Now, apart from crop dusting, drones will have the capability to take continuous shots of crops on the farm so that farmers can monitor their health without having to send scouts to check. The approach will allow for a more controlled application of fungicides and insecticides. As we speak, Japan has been using drones to spray their land for rice fields for years. Back in 2010, drones had sprayed 30% percent of rice fields in Japan with pesticides. Using drones meant that the number of farms sprayed via helicopters dropped from 1328 in 1995 to just 57 in 2011. However, unmanned helicopter or drone spray sharply rose to 1000 hectares in 2011, according to an article published in Wired. The consensus is that American farming will soon adopt drones once their use is approved for use by the FAA.

Consistent Mixing Machines Precision

Farming involves lots of mixing. In fact, farmers are involved a lot more in mixing various chemicals than they are with pulling out weeds. Experienced farmers know that when chemicals or solutions are mixed, they need to be consistent throughout every batch. Using traditional mixing methods can’t and does not yield the type of consistently often needed for precision farming equipment. The inconsistent mixing of chemicals often means that precision spraying nozzles get clogged, which can be very challenging to clean.

Even Mix™, has the solution in the form of their new generation of mixers, already being used across a multitude of farms in the US. The mixers take a whole new approach to tote mixing, offering a more powerful, consistent, and easy-to-use mixing solution. It also decreases the number of people to a single person needed to operate the mixer, allowing farmers to consistently mix various chemicals and solutions using the least labor and power.

In the next few years, a new generation of precision sprayers and bots will rely on consistently mixed solutions. That’s why EvenMix’s tote mixers are fast becoming one of the most popular machines in the farming industry.

The Future of Precision Farming
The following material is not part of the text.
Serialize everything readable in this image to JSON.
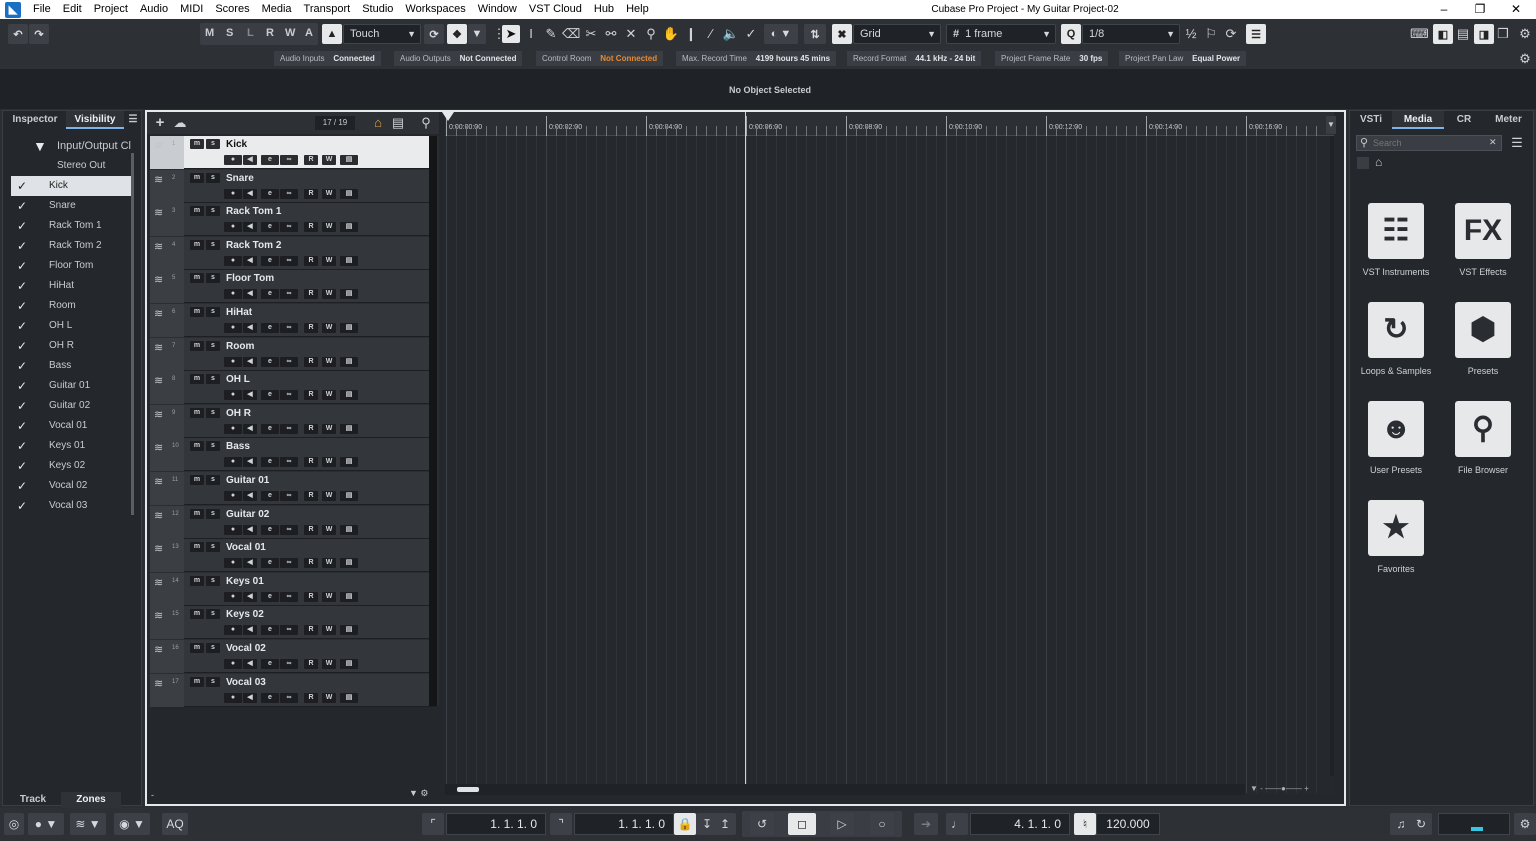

Precision Farming has a lot to offer in terms of minimizing the environmental impact of farming, soil erosion, water conservation, improving crop yields, and reducing a lot of the costs associated with farming in general. The future of precision farming is bright, with a new generation of bots, drones, sensors, satellite, satellite imagery, and various other farming equipment on the horizon. Furthermore, we will see an increased demand for precision farming equipment, especially as their prices decrease and their benefits become a lot more apparent. That’s why in our opinion, precision farming technologies (smart farming) are the future!